Determine, the 1954 Kentucky Derby winner and his mascot Roxey
Reveille, official mascot of Texas A&M
Bobbie, mascot of Liberal University of Oregon
Burpee Collie Ad
Florence Martus and her Collie
Gains Meal comercial
The first canine movie star was a collie named Blair. Blair was the star of Cecil Hepworth’s six and a half minute film in 1905, Rescued by Rover. In the film, “Rover,” must rescue a baby who has been stolen from her maid by a gypsy. He trails them to an attic hideout, then races home to bring the infant’s father (Hepworth) back to save her. Most of the footage is devoted to the dog’s brave journey, a brand new concept in film at the time. Hepworth cast his own wife, who also wrote Rescued by Rover, and baby daughter for the film, as well as the family dog, Blair.
In 1938, Lassie debuted in a short story called “Lassie Come Home” in the Saturday Evening Post. Lassie went on to appear in radio, film and TV shows for over 75 years, and was included on Variety Magazine’s list of Top 100 icons of the century in 2005. In 1960, Lassie was awarded a star on the Hollywood Walk of Fame. Click here for a more detailed timeline.

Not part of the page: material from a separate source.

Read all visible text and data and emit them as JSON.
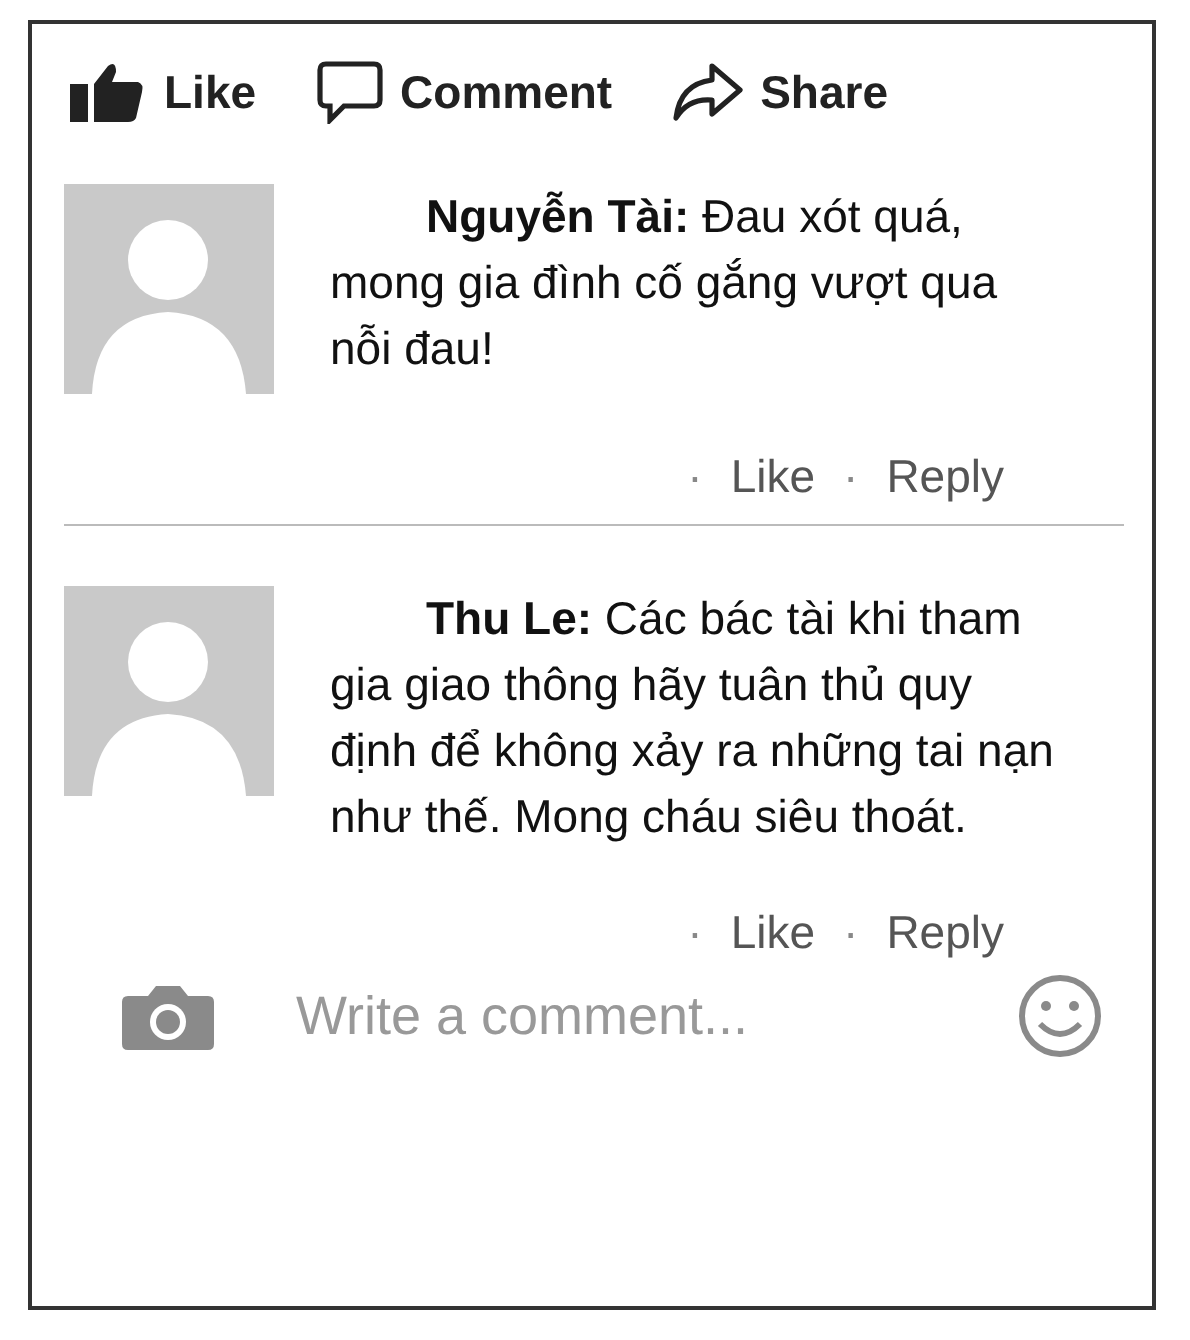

In 1971 a rough collie stared in the John Wayne movie Big Jake. The collies playing a dog named “Dawg” were actually 2 Weatherwax collies named Silver and Laddie. Their coats had been dyed for the part.
During the late 1800’s to early 1900’s people in London were often entertained by Professor Duncan’s Marvelous Collie Dogs, also known as Duncan’s Royal Scotch Collies.
For 44 years, Florence Martus (1868–1943), aka “the Waving Girl”, took it upon herself to be the unofficial greeter of all ships that entered and left the Port of Savannah, Georgia. From her rustic home on Elba Island, Martus would wave a handkerchief by day and a lantern by night, with a collie by her side.